• _Required work_
The required output is every record, reproduced exactly.

• _Data_

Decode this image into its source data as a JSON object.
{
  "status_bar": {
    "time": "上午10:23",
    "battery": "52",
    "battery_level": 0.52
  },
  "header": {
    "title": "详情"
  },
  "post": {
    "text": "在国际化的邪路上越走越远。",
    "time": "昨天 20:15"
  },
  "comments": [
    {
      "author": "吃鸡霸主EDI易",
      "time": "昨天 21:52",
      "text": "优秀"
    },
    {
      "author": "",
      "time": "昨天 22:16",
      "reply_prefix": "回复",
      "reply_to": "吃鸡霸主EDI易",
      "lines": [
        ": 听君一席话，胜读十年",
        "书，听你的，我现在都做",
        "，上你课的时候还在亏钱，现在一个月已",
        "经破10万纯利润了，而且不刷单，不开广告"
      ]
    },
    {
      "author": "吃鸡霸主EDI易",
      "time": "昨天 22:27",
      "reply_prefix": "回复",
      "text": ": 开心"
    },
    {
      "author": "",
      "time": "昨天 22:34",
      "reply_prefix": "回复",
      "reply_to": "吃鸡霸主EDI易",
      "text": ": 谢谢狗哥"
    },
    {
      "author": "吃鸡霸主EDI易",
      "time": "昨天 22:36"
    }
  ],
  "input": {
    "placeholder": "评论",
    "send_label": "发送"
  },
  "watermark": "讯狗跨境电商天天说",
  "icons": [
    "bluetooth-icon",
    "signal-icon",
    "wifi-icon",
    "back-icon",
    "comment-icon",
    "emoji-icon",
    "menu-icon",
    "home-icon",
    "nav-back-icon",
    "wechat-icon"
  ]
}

• _Your solution_
Decode this image into its source data as a JSON object.
{
  "status_bar": {
    "time": "上午10:23",
    "battery": "52",
    "battery_level": 0.52
  },
  "header": {
    "title": "详情"
  },
  "post": {
    "text": "在国际化的邪路上越走越远。",
    "time": "昨天 20:15"
  },
  "comments": [
    {
      "author": "吃鸡霸主EDI易",
      "time": "昨天 21:52",
      "text": "优秀"
    },
    {
      "author": "",
      "time": "昨天 22:16",
      "reply_prefix": "回复",
      "reply_to": "吃鸡霸主EDI易",
      "lines": [
        ": 听君一席话，胜读十年",
        "书，听你的，我现在都做",
        "，上你课的时候还在亏钱，现在一个月已",
        "经破10万纯利润了，而且不刷单，不开广告"
      ]
    },
    {
      "author": "吃鸡霸主EDI易",
      "time": "昨天 22:27",
      "reply_prefix": "回复",
      "text": ": 开心"
    },
    {
      "author": "",
      "time": "昨天 22:34",
      "reply_prefix": "回复",
      "reply_to": "吃鸡霸主EDI易",
      "text": ": 谢谢狗哥"
    },
    {
      "author": "吃鸡霸主EDI易",
      "time": "昨天 22:36"
    }
  ],
  "input": {
    "placeholder": "评论",
    "send_label": "发送"
  },
  "watermark": "讯狗跨境电商天天说",
  "icons": [
    "bluetooth-icon",
    "signal-icon",
    "wifi-icon",
    "back-icon",
    "comment-icon",
    "emoji-icon",
    "menu-icon",
    "home-icon",
    "nav-back-icon",
    "wechat-icon"
  ]
}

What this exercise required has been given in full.